A unique challenge for higher ed content creators is that the conventions of great web writing happen to be very different than those of great academic writing. As a result, many higher ed websites fall victim to unnecessary complexity across their marketing content. However, on the web it’s better to communicate big ideas in terms that are simple, readable and relatable. Strive to use active, conversational language and, when in doubt, choose the smaller word.

Make it easy for users to find the page (SEO).

Having the world’s best web content is only useful if people can find it. That’s where Search Engine Optimization (SEO) comes in. SEO is about crafting and packaging content in a way that makes it easy for engines like Google to crawl and index your website. Top SEO scores go to the sites that do one simple thing: give readers what they’re looking for. True SEO mastery can take years, but there are a few simple ways to use good web writing to make your site more search-friendly:

  • Give each page a unique name
  • Use clear, meaningful headlines and subheads
  • Keep each page focused on answering one question, or addressing a single topic
  • Use words and phrases that readers might actually search for on Google
  • Link to other relevant pages on your website and to other credible sources

Make your content accessible to everyone.

It’s important that our site is accessible to everyone, regardless of their abilities or needs. We recommend that every school aim to maintain a WCAG 2.0 AA accessibility rating. While it’s one of the most stringent ratings, this will mean that anyone who comes into contact with your website can consume your content and engage with your institution. While much of the compliance with these standards depends on your website’s code and structure, content also needs to be accessible.

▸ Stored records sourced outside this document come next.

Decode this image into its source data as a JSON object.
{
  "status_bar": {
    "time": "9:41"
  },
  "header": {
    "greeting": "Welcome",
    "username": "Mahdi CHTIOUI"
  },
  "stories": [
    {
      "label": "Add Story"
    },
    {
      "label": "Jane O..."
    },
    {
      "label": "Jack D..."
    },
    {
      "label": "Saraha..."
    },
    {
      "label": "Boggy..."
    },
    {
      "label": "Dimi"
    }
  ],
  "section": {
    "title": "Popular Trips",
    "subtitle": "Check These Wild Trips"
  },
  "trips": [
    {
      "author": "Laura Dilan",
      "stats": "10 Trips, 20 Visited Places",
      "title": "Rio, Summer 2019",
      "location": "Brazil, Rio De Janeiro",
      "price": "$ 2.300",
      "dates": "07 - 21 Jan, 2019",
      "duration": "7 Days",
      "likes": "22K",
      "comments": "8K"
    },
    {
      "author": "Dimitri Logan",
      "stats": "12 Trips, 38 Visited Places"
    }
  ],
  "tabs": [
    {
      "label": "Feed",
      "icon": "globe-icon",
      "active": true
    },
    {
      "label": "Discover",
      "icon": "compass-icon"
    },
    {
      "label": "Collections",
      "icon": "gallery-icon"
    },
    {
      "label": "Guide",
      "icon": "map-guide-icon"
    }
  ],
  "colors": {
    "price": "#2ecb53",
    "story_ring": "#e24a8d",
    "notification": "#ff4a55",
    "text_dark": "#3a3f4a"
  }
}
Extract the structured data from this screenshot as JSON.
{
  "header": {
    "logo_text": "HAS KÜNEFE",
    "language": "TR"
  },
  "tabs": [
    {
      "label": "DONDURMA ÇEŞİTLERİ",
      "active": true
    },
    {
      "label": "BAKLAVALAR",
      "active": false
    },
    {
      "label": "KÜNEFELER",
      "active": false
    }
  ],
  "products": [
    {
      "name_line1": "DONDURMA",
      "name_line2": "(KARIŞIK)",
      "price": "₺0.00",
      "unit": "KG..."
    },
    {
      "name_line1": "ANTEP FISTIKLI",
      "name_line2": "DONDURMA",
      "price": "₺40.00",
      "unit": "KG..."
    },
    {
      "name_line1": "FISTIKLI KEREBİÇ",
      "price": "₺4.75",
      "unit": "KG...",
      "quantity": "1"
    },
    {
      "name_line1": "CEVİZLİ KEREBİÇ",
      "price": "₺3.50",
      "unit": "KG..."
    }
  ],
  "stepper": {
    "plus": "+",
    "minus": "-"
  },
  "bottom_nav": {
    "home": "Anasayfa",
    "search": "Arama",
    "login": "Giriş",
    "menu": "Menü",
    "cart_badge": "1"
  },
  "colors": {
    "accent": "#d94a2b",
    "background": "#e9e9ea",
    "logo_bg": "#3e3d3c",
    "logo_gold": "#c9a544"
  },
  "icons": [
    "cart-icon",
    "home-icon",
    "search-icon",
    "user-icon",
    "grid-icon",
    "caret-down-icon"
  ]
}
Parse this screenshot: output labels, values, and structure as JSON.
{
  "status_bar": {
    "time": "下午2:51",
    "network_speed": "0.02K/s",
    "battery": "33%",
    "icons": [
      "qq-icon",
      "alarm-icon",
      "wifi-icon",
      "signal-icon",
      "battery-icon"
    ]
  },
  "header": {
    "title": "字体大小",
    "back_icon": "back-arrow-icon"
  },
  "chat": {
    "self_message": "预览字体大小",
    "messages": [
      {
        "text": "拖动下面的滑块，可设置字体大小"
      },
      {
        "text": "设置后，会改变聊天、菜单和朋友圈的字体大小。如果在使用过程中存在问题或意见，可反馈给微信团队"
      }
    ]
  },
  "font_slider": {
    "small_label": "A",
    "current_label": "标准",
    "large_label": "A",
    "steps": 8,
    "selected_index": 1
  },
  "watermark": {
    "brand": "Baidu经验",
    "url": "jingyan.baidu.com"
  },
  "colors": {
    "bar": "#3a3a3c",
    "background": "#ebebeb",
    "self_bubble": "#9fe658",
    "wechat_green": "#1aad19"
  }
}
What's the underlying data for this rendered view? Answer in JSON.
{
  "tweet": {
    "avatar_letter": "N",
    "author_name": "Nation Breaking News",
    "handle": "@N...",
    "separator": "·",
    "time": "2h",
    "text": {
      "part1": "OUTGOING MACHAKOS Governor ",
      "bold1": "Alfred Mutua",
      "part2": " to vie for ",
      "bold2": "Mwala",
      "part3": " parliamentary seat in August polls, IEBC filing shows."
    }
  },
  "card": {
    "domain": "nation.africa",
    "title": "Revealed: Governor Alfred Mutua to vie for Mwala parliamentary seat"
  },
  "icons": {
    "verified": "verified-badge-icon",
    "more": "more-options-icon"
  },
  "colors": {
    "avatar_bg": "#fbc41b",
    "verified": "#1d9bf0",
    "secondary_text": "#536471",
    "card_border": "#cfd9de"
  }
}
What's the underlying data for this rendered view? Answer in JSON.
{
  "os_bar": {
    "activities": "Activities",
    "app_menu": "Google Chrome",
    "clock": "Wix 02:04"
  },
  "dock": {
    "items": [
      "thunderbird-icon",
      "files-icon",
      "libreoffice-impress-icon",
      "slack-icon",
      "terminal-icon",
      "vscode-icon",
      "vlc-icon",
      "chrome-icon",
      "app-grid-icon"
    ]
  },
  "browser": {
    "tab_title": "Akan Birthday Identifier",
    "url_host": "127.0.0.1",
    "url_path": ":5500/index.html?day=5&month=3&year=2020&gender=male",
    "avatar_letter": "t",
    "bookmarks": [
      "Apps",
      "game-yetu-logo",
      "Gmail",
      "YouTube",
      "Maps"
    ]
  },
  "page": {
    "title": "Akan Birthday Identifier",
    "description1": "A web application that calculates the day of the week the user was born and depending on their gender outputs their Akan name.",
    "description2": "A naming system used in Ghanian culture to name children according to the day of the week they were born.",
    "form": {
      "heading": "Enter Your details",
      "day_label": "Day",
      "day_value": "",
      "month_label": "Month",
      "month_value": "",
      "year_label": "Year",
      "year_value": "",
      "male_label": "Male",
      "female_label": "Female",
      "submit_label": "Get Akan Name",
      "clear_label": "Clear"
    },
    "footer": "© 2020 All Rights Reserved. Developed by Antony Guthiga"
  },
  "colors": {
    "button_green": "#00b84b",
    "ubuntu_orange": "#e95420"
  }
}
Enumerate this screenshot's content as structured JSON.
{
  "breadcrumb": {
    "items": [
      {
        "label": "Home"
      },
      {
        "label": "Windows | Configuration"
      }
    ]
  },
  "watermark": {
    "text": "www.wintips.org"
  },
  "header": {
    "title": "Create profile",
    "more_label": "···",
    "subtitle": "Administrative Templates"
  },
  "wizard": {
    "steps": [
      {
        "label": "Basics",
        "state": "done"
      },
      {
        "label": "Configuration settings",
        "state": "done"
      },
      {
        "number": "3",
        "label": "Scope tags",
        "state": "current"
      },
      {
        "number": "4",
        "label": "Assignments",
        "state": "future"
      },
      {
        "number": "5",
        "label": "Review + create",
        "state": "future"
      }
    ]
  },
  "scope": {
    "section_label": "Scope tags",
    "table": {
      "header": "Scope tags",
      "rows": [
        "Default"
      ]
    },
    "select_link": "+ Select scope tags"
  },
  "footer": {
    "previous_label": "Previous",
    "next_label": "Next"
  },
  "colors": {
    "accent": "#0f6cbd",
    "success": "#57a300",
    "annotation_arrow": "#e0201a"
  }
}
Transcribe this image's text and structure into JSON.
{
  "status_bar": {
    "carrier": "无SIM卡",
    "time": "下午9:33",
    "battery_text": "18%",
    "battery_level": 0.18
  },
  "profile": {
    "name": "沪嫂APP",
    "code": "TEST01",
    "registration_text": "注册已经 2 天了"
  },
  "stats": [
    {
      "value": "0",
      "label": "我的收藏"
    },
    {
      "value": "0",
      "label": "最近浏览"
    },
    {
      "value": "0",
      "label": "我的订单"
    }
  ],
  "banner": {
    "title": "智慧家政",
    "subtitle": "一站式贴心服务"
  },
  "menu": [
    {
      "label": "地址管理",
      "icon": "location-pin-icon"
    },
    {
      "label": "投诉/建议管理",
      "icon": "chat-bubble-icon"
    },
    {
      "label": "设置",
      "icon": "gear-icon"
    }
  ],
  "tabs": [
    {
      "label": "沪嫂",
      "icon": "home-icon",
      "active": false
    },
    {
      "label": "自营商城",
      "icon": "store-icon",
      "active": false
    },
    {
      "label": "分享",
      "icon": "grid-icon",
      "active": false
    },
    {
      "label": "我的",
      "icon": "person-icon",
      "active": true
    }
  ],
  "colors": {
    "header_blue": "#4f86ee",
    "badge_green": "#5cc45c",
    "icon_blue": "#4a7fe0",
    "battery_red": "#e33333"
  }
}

Keep the following tips in mind to maintain your accessibility rating:

  • Create concise, but unique and informative page titles
  • Use headings and subheads that convey meaning and communicate page structure
  • Make links descriptive (“Learn about XYZ” vs “Click here”)
  • Use captions and alternative text for images
  • Create transcripts or captions for any slideshow or video you include
  • Write in short, clear sentences

Ask for a second opinion.

Before publishing any new content, have someone else edit it. Your reviewer should look for typos, but also provide a fresh perspective to help you determine if the content serves a goal, answers the reader’s questions and gives a clear next step.